Diligently oversee your email list (5)

More is not always better. You want to have only engaged recipients in your email list, otherwise you’ll get spam complaints and unsubscribes that would worsen your position. So,

  • Grow your list naturally. Send emails only to recipients who are really interested in your offers. Don’t purchase any email address lists online. This is an almost guaranteed way to get blacklisted. 
  • Segment your list. Let users easily subscribe to only part of your marketing campaigns. 
  • Make it easy to unsubscribe.
  • Confirm users’ consent with double opt-in.

Use email authentication (5)

Email authentication is a necessary step if you want to maintain consistently high email delivery rates. Without proper authentication, spoofers and spammers can use your name to get to your users. 

  • Use SPF and DKIM as a bare minimal protection.
  • Configure DMARC, Reverse DNS, and BIMI Record checks.

Make sure your emails are compliant with legal regulations (5)

Compliant emails mean a double win: boosted sender reputation and protection from legal headaches. Ask Meta that had to pay a hefty $1.2 billion issued for GDPR violations.

  • Comply with relevant anti-spam regulations, such as CAN-SPAM (US) or GDPR (EU), depending on your target audience and location. 
  • Obtain explicit consent from subscribers before adding them to your email list.
  • Add a simple unsubscribe mechanism.

Maintain the engagement high (4)

ESPs consider your emails as valuable if users often interact with them. The more users open, click on links, and respond to your letters, the better!

  • Create high-quality content. Focus on informative, engaging emails carefully tailored to your subscribers.
  • Personalize your emails – users’ names in the subject line, personalized offers/discounts/content suggestions, etc.
  • Optimize sending times based on your audience’s preferences: Schedule emails for when recipients are most likely to open them.
  • Run A/B tests on subject line and content. Test different subject lines, images, and texts to see what options drive the most opens.

Check emails on “Spam” (4)

ESPs use spam filters that check your content on “spammy vocabulary” and other things that can signal about the low quality of your email message. 

  • Avoid using Caps Lock, exclamation points, too many links, repetitive content, and misleading subject lines.
  • Maintain a natural, conversational tone. Avoid ​​cliché and overly formal, bureaucratic language.
  • Test your emails using our spam checker

Keep the sending volume and schedule consistent (3)

Internet service providers may consider sudden, chaotic spikes in your sending activities as spammy behavior. So focus on sending valuable content at a regular pace, increasing the numbers gradually.

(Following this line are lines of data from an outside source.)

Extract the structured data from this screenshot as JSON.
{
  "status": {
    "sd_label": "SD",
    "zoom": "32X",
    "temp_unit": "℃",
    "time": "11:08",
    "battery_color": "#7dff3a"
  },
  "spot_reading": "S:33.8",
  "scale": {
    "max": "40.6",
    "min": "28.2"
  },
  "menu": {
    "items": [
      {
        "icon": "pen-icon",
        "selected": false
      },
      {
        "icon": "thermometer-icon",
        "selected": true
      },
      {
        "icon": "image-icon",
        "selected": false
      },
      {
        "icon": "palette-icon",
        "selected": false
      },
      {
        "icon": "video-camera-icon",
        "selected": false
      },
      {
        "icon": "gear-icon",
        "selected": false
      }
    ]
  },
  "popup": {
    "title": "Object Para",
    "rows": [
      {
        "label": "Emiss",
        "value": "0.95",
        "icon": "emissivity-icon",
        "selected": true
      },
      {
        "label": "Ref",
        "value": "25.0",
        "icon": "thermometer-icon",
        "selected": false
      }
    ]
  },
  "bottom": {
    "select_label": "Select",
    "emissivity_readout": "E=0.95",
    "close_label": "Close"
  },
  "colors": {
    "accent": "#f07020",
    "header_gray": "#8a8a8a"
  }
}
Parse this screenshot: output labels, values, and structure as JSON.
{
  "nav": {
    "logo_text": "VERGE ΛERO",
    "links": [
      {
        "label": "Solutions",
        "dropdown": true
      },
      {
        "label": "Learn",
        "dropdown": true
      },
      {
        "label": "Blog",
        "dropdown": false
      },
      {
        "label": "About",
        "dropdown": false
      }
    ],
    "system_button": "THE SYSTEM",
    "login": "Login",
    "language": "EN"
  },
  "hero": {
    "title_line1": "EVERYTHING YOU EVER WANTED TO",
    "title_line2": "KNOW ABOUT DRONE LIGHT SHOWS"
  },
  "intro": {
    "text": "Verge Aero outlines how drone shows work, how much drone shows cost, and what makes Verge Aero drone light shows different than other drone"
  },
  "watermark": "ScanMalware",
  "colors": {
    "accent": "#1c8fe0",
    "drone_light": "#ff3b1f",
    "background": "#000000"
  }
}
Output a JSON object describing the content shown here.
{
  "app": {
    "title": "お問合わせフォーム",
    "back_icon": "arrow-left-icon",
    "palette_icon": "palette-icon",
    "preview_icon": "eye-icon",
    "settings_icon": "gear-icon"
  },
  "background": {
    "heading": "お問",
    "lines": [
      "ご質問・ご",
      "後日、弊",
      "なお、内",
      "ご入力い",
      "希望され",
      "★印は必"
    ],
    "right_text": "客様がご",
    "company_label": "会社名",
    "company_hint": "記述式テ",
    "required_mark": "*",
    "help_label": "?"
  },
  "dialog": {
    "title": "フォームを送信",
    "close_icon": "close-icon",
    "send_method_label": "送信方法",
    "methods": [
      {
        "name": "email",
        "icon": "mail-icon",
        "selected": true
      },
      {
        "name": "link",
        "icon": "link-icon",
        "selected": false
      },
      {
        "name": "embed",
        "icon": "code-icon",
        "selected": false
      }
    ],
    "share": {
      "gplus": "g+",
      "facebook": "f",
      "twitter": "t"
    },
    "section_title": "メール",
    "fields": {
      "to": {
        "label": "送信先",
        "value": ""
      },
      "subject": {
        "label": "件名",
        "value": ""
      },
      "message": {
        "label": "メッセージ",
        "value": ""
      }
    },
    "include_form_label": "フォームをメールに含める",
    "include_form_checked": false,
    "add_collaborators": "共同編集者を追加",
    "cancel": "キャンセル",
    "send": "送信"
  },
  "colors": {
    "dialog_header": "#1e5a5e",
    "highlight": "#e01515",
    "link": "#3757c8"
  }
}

  • Avoid sudden spikes in email volume.
  • Stick to a regular schedule. Don’t overwhelm subscribers with too many emails, and don’t go completely silent for long either.
  • Adjust sending activities based on subscriber engagement. Revise your strategy if users keep on ignoring your emails. 

Audit email deliverability rate regularly (2):

While audits don’t directly influence inbox rates, they’re crucial for long-term success. With regular audits, you can identify potential issues before they impact future deliverability and inbox placement.

  • Use deliverability testing tools.
  • Monitor blacklist status.
  • Regularly review bounce rates and spam complaints.

Wrapping up

In this article, I’ve covered the basics of inbox placement, explaining how email service providers sort your messages and what factors influence where they land. By following the best practices for list hygiene, proper email protection, and content testing, you can dramatically increase the chances of your emails reaching inboxes and boosting your ROI.

If you want to dive even deeper, then you can watch some useful info on the topic here:

Article by Daria Roshchyna Technical Content Writer @Mailtrap

I’m an enthusiastic content writer who loves breaking down complex concepts into simple, easy-to-understand language. With a passion for sending transactional and marketing emails, I’ve spent the past two years honing my skills in email deliverability, A/B testing, and email automation. My job and passion is to write clear guides and educational blog posts, helping everyone set up their email infrastructure and start sending emails with ease.